LONDON (Reuters) - Tesco, Britain's biggest supermarket chain, committed to increase its sales of healthy food to 65% of total sales by 2025 following pressure from some shareholders to set targets.
Some investors have been calling for Tesco, which has 27% of the UK's grocery market, to sell more healthy food, saying it was lagging rivals in its efforts to encourage healthy eating and combat obesity in the country.
Investors Robeco, JO Hambro and others, led by responsible investment group ShareAction, proposed a resolution over healthy food sales in February for the company's AGM, which is usually held in late June or early July.
Watch: Tesco warns government over Brexit's 'biggest challenge'

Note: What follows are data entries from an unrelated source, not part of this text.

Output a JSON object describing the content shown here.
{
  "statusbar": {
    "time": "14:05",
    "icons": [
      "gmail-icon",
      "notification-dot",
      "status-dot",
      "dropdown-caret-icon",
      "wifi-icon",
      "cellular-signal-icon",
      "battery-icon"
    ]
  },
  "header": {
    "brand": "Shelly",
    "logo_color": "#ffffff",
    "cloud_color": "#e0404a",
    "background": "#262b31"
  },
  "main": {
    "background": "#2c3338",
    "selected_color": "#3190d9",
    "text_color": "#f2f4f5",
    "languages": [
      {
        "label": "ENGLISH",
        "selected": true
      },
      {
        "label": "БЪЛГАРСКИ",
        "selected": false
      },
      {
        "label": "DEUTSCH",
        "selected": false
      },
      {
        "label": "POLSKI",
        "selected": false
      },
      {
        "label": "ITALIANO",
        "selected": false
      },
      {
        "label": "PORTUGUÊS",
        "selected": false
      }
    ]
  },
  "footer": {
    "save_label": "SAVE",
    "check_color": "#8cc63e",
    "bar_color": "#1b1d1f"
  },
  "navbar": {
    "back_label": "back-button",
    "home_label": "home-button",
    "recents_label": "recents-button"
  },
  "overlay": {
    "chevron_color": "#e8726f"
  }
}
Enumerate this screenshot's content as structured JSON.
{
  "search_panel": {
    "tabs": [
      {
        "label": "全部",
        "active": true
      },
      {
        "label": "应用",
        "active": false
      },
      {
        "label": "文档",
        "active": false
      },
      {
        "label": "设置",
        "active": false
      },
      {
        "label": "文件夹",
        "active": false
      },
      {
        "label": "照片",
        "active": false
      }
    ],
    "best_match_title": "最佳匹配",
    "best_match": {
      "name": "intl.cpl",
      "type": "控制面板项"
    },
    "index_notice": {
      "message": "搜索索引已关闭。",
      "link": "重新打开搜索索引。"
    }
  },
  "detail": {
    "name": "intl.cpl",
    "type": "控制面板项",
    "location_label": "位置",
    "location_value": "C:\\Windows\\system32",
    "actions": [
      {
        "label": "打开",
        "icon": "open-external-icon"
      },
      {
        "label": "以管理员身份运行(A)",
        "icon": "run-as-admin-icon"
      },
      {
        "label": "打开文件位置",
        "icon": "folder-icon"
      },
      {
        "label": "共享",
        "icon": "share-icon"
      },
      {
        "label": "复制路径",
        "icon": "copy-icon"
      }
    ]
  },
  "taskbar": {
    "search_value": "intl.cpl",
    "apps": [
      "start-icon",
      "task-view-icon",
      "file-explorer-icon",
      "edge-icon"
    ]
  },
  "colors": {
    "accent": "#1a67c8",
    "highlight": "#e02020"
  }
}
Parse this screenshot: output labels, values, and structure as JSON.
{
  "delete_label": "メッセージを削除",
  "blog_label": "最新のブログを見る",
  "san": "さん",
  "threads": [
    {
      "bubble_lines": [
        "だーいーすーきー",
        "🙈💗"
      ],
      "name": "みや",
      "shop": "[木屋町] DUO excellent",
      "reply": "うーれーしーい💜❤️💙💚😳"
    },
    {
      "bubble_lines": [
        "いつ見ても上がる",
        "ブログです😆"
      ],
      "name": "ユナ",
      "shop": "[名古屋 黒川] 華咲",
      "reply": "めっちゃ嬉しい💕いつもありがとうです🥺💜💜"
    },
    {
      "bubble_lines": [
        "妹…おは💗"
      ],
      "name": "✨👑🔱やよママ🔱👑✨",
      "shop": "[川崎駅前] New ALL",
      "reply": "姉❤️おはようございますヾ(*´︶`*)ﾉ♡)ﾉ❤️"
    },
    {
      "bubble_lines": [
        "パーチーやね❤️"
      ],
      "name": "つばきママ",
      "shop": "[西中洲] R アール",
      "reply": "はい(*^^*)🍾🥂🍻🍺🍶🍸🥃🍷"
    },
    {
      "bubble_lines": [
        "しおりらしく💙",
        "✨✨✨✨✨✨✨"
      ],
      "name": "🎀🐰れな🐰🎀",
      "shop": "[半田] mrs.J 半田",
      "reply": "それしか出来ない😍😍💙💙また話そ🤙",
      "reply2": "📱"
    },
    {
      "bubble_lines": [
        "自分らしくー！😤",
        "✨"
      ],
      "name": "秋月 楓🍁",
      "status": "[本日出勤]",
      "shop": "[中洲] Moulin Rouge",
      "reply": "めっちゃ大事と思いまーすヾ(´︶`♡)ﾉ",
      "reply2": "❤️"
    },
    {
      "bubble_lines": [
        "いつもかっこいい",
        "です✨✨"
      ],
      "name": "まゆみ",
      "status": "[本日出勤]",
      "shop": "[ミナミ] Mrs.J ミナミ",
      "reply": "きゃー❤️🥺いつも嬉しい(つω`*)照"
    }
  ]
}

Tesco said on Friday its 65% healthy products sales target would represent a jump from the current level of 58% and it would use the government's nutrient profiling model to define those products.
It said it would report its progress against the targets annually, and also laid out plans to increase sales of plant-based meat alternatives by 300% by 2025 and make products like ready meals healthier through changing the ingredients to include more vegetables.
"Customers are telling us they want to eat a more healthy, sustainable diet" Tesco's chief executive Ken Murphy said in a statement.
"Today we are sharing our stretching new ambitions on health, and committing to reporting our progress against them."
Watch: How to prevent getting into debt
(Reporting by Sarah Young, Editing by Paul Sandle)